----- RECORDS TO USE -----
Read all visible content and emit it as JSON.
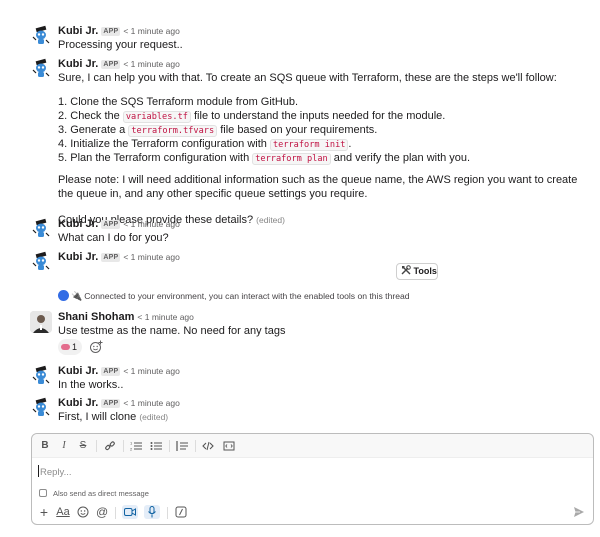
{
  "messages": [
    {
      "author": "Kubi Jr.",
      "badge": "APP",
      "time": "< 1 minute ago",
      "text": "Processing your request.."
    },
    {
      "author": "Kubi Jr.",
      "badge": "APP",
      "time": "< 1 minute ago",
      "intro": "Sure, I can help you with that. To create an SQS queue with Terraform, these are the steps we'll follow:",
      "steps": [
        {
          "number": "1.",
          "before": "Clone the SQS Terraform module from GitHub.",
          "code": "",
          "after": ""
        },
        {
          "number": "2.",
          "before": "Check the ",
          "code": "variables.tf",
          "after": " file to understand the inputs needed for the module."
        },
        {
          "number": "3.",
          "before": "Generate a ",
          "code": "terraform.tfvars",
          "after": " file based on your requirements."
        },
        {
          "number": "4.",
          "before": "Initialize the Terraform configuration with ",
          "code": "terraform init",
          "after": "."
        },
        {
          "number": "5.",
          "before": "Plan the Terraform configuration with ",
          "code": "terraform plan",
          "after": " and verify the plan with you."
        }
      ],
      "note": "Please note: I will need additional information such as the queue name, the AWS region you want to create the queue in, and any other specific queue settings you require.",
      "question": "Could you please provide these details?",
      "edited": "(edited)"
    },
    {
      "author": "Kubi Jr.",
      "badge": "APP",
      "time": "< 1 minute ago",
      "text": "What can I do for you?"
    },
    {
      "author": "Kubi Jr.",
      "badge": "APP",
      "time": "< 1 minute ago",
      "tools_label": "Tools",
      "tools_icon": "tools-icon"
    },
    {
      "status": "Connected to your environment, you can interact with the enabled tools on this thread",
      "status_icons": [
        "kubernetes-icon",
        "plug-icon"
      ]
    },
    {
      "author": "Shani Shoham",
      "time": "< 1 minute ago",
      "text": "Use testme as the name. No need for any tags",
      "reaction_count": "1"
    },
    {
      "author": "Kubi Jr.",
      "badge": "APP",
      "time": "< 1 minute ago",
      "text": "In the works.."
    },
    {
      "author": "Kubi Jr.",
      "badge": "APP",
      "time": "< 1 minute ago",
      "text": "First, I will clone",
      "edited": "(edited)"
    }
  ],
  "composer": {
    "placeholder": "Reply...",
    "also_send": "Also send as direct message",
    "format_icons": [
      "bold-icon",
      "italic-icon",
      "strikethrough-icon",
      "link-icon",
      "ordered-list-icon",
      "bulleted-list-icon",
      "blockquote-icon",
      "code-icon",
      "code-block-icon"
    ],
    "bottom_icons": [
      "plus-icon",
      "text-format-icon",
      "emoji-icon",
      "mention-icon",
      "video-icon",
      "microphone-icon",
      "slash-command-icon",
      "send-icon"
    ],
    "text_format_label": "Aa"
  },
  "colors": {
    "link": "#1264a3",
    "code": "#c01343",
    "kubernetes": "#326ce5",
    "bot_blue": "#3a8bd6"
  }
}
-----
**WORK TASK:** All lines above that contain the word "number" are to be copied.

**EXERCISE RESPONSE:**
          "number": "1.",
          "number": "2.",
          "number": "3.",
          "number": "4.",
          "number": "5.",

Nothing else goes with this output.